ASSIGNED TASK - Take the entries below and reproduce them word for word.

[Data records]
§ §
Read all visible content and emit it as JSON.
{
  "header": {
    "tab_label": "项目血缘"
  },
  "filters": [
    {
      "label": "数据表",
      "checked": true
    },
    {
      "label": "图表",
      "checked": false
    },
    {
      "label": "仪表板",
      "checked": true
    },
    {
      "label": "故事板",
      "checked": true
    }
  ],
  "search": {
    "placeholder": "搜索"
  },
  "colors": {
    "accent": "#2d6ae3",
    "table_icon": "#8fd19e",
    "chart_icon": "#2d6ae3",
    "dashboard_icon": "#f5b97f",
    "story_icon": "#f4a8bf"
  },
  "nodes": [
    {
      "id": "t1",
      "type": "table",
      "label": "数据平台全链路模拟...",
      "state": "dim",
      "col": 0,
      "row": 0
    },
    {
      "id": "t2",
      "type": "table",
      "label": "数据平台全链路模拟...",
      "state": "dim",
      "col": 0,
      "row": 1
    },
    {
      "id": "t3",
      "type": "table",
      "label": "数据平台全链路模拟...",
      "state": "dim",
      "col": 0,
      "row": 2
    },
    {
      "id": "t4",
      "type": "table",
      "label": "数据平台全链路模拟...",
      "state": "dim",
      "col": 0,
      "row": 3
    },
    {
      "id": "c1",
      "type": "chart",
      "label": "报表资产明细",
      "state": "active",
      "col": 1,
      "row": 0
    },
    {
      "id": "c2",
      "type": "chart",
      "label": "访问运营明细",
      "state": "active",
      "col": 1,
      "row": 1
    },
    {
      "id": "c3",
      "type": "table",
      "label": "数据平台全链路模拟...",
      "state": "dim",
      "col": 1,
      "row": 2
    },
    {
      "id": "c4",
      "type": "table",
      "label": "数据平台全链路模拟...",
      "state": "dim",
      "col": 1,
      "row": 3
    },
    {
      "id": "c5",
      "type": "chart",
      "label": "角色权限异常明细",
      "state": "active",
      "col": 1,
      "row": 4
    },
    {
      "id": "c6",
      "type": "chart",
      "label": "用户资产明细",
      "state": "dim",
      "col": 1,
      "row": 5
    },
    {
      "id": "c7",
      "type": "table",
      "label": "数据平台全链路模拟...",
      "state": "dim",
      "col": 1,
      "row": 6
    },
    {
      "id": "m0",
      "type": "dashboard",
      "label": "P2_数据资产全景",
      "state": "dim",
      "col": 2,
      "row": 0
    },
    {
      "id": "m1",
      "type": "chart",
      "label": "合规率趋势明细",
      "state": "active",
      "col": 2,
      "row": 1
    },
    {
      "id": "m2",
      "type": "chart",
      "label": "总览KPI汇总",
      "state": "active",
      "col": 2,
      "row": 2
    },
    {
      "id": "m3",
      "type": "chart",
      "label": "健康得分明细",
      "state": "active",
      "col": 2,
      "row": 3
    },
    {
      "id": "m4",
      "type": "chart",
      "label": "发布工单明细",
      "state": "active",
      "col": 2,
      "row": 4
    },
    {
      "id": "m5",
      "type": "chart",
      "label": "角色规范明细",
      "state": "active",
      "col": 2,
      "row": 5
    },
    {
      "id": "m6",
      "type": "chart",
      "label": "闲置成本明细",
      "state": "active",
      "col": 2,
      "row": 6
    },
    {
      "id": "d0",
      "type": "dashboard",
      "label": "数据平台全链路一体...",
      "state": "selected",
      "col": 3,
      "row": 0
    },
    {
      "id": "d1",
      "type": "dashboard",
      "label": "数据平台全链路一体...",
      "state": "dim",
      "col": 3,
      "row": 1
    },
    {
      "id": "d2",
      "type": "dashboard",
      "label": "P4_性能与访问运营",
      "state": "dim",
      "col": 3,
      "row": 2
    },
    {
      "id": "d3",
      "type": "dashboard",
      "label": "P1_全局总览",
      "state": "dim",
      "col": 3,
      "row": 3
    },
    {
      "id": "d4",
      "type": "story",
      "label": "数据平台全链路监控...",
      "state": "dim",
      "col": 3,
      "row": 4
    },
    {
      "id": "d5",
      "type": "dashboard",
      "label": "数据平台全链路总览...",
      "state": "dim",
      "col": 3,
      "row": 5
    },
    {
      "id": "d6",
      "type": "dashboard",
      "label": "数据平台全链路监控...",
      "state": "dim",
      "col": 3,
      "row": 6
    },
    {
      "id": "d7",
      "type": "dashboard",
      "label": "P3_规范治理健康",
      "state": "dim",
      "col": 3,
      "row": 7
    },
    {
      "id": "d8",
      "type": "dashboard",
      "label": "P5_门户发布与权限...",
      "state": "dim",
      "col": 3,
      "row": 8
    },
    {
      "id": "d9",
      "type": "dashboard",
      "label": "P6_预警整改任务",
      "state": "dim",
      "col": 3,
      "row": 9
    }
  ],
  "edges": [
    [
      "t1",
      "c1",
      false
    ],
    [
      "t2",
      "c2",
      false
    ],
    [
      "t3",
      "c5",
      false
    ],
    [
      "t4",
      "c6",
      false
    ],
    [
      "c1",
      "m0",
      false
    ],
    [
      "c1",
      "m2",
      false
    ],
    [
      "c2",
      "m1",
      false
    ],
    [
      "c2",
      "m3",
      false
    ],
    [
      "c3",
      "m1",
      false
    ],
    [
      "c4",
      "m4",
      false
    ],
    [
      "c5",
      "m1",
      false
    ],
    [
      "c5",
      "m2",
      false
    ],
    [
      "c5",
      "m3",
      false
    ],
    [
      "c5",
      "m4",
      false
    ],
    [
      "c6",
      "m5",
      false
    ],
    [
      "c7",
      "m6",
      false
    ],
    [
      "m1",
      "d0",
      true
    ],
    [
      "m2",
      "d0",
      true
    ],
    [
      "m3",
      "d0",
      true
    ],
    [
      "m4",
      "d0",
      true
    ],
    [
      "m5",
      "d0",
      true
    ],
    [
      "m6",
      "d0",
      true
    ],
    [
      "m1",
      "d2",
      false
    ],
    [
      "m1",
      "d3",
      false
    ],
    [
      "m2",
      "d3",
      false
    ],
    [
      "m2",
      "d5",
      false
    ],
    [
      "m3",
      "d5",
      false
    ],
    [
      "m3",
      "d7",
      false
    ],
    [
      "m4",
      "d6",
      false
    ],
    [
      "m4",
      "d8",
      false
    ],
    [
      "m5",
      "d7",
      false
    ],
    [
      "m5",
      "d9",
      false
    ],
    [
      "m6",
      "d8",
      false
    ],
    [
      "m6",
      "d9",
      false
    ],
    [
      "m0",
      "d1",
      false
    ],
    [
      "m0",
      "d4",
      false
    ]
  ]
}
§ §
REPLY -
Read all visible content and emit it as JSON.
{
  "header": {
    "tab_label": "项目血缘"
  },
  "filters": [
    {
      "label": "数据表",
      "checked": true
    },
    {
      "label": "图表",
      "checked": false
    },
    {
      "label": "仪表板",
      "checked": true
    },
    {
      "label": "故事板",
      "checked": true
    }
  ],
  "search": {
    "placeholder": "搜索"
  },
  "colors": {
    "accent": "#2d6ae3",
    "table_icon": "#8fd19e",
    "chart_icon": "#2d6ae3",
    "dashboard_icon": "#f5b97f",
    "story_icon": "#f4a8bf"
  },
  "nodes": [
    {
      "id": "t1",
      "type": "table",
      "label": "数据平台全链路模拟...",
      "state": "dim",
      "col": 0,
      "row": 0
    },
    {
      "id": "t2",
      "type": "table",
      "label": "数据平台全链路模拟...",
      "state": "dim",
      "col": 0,
      "row": 1
    },
    {
      "id": "t3",
      "type": "table",
      "label": "数据平台全链路模拟...",
      "state": "dim",
      "col": 0,
      "row": 2
    },
    {
      "id": "t4",
      "type": "table",
      "label": "数据平台全链路模拟...",
      "state": "dim",
      "col": 0,
      "row": 3
    },
    {
      "id": "c1",
      "type": "chart",
      "label": "报表资产明细",
      "state": "active",
      "col": 1,
      "row": 0
    },
    {
      "id": "c2",
      "type": "chart",
      "label": "访问运营明细",
      "state": "active",
      "col": 1,
      "row": 1
    },
    {
      "id": "c3",
      "type": "table",
      "label": "数据平台全链路模拟...",
      "state": "dim",
      "col": 1,
      "row": 2
    },
    {
      "id": "c4",
      "type": "table",
      "label": "数据平台全链路模拟...",
      "state": "dim",
      "col": 1,
      "row": 3
    },
    {
      "id": "c5",
      "type": "chart",
      "label": "角色权限异常明细",
      "state": "active",
      "col": 1,
      "row": 4
    },
    {
      "id": "c6",
      "type": "chart",
      "label": "用户资产明细",
      "state": "dim",
      "col": 1,
      "row": 5
    },
    {
      "id": "c7",
      "type": "table",
      "label": "数据平台全链路模拟...",
      "state": "dim",
      "col": 1,
      "row": 6
    },
    {
      "id": "m0",
      "type": "dashboard",
      "label": "P2_数据资产全景",
      "state": "dim",
      "col": 2,
      "row": 0
    },
    {
      "id": "m1",
      "type": "chart",
      "label": "合规率趋势明细",
      "state": "active",
      "col": 2,
      "row": 1
    },
    {
      "id": "m2",
      "type": "chart",
      "label": "总览KPI汇总",
      "state": "active",
      "col": 2,
      "row": 2
    },
    {
      "id": "m3",
      "type": "chart",
      "label": "健康得分明细",
      "state": "active",
      "col": 2,
      "row": 3
    },
    {
      "id": "m4",
      "type": "chart",
      "label": "发布工单明细",
      "state": "active",
      "col": 2,
      "row": 4
    },
    {
      "id": "m5",
      "type": "chart",
      "label": "角色规范明细",
      "state": "active",
      "col": 2,
      "row": 5
    },
    {
      "id": "m6",
      "type": "chart",
      "label": "闲置成本明细",
      "state": "active",
      "col": 2,
      "row": 6
    },
    {
      "id": "d0",
      "type": "dashboard",
      "label": "数据平台全链路一体...",
      "state": "selected",
      "col": 3,
      "row": 0
    },
    {
      "id": "d1",
      "type": "dashboard",
      "label": "数据平台全链路一体...",
      "state": "dim",
      "col": 3,
      "row": 1
    },
    {
      "id": "d2",
      "type": "dashboard",
      "label": "P4_性能与访问运营",
      "state": "dim",
      "col": 3,
      "row": 2
    },
    {
      "id": "d3",
      "type": "dashboard",
      "label": "P1_全局总览",
      "state": "dim",
      "col": 3,
      "row": 3
    },
    {
      "id": "d4",
      "type": "story",
      "label": "数据平台全链路监控...",
      "state": "dim",
      "col": 3,
      "row": 4
    },
    {
      "id": "d5",
      "type": "dashboard",
      "label": "数据平台全链路总览...",
      "state": "dim",
      "col": 3,
      "row": 5
    },
    {
      "id": "d6",
      "type": "dashboard",
      "label": "数据平台全链路监控...",
      "state": "dim",
      "col": 3,
      "row": 6
    },
    {
      "id": "d7",
      "type": "dashboard",
      "label": "P3_规范治理健康",
      "state": "dim",
      "col": 3,
      "row": 7
    },
    {
      "id": "d8",
      "type": "dashboard",
      "label": "P5_门户发布与权限...",
      "state": "dim",
      "col": 3,
      "row": 8
    },
    {
      "id": "d9",
      "type": "dashboard",
      "label": "P6_预警整改任务",
      "state": "dim",
      "col": 3,
      "row": 9
    }
  ],
  "edges": [
    [
      "t1",
      "c1",
      false
    ],
    [
      "t2",
      "c2",
      false
    ],
    [
      "t3",
      "c5",
      false
    ],
    [
      "t4",
      "c6",
      false
    ],
    [
      "c1",
      "m0",
      false
    ],
    [
      "c1",
      "m2",
      false
    ],
    [
      "c2",
      "m1",
      false
    ],
    [
      "c2",
      "m3",
      false
    ],
    [
      "c3",
      "m1",
      false
    ],
    [
      "c4",
      "m4",
      false
    ],
    [
      "c5",
      "m1",
      false
    ],
    [
      "c5",
      "m2",
      false
    ],
    [
      "c5",
      "m3",
      false
    ],
    [
      "c5",
      "m4",
      false
    ],
    [
      "c6",
      "m5",
      false
    ],
    [
      "c7",
      "m6",
      false
    ],
    [
      "m1",
      "d0",
      true
    ],
    [
      "m2",
      "d0",
      true
    ],
    [
      "m3",
      "d0",
      true
    ],
    [
      "m4",
      "d0",
      true
    ],
    [
      "m5",
      "d0",
      true
    ],
    [
      "m6",
      "d0",
      true
    ],
    [
      "m1",
      "d2",
      false
    ],
    [
      "m1",
      "d3",
      false
    ],
    [
      "m2",
      "d3",
      false
    ],
    [
      "m2",
      "d5",
      false
    ],
    [
      "m3",
      "d5",
      false
    ],
    [
      "m3",
      "d7",
      false
    ],
    [
      "m4",
      "d6",
      false
    ],
    [
      "m4",
      "d8",
      false
    ],
    [
      "m5",
      "d7",
      false
    ],
    [
      "m5",
      "d9",
      false
    ],
    [
      "m6",
      "d8",
      false
    ],
    [
      "m6",
      "d9",
      false
    ],
    [
      "m0",
      "d1",
      false
    ],
    [
      "m0",
      "d4",
      false
    ]
  ]
}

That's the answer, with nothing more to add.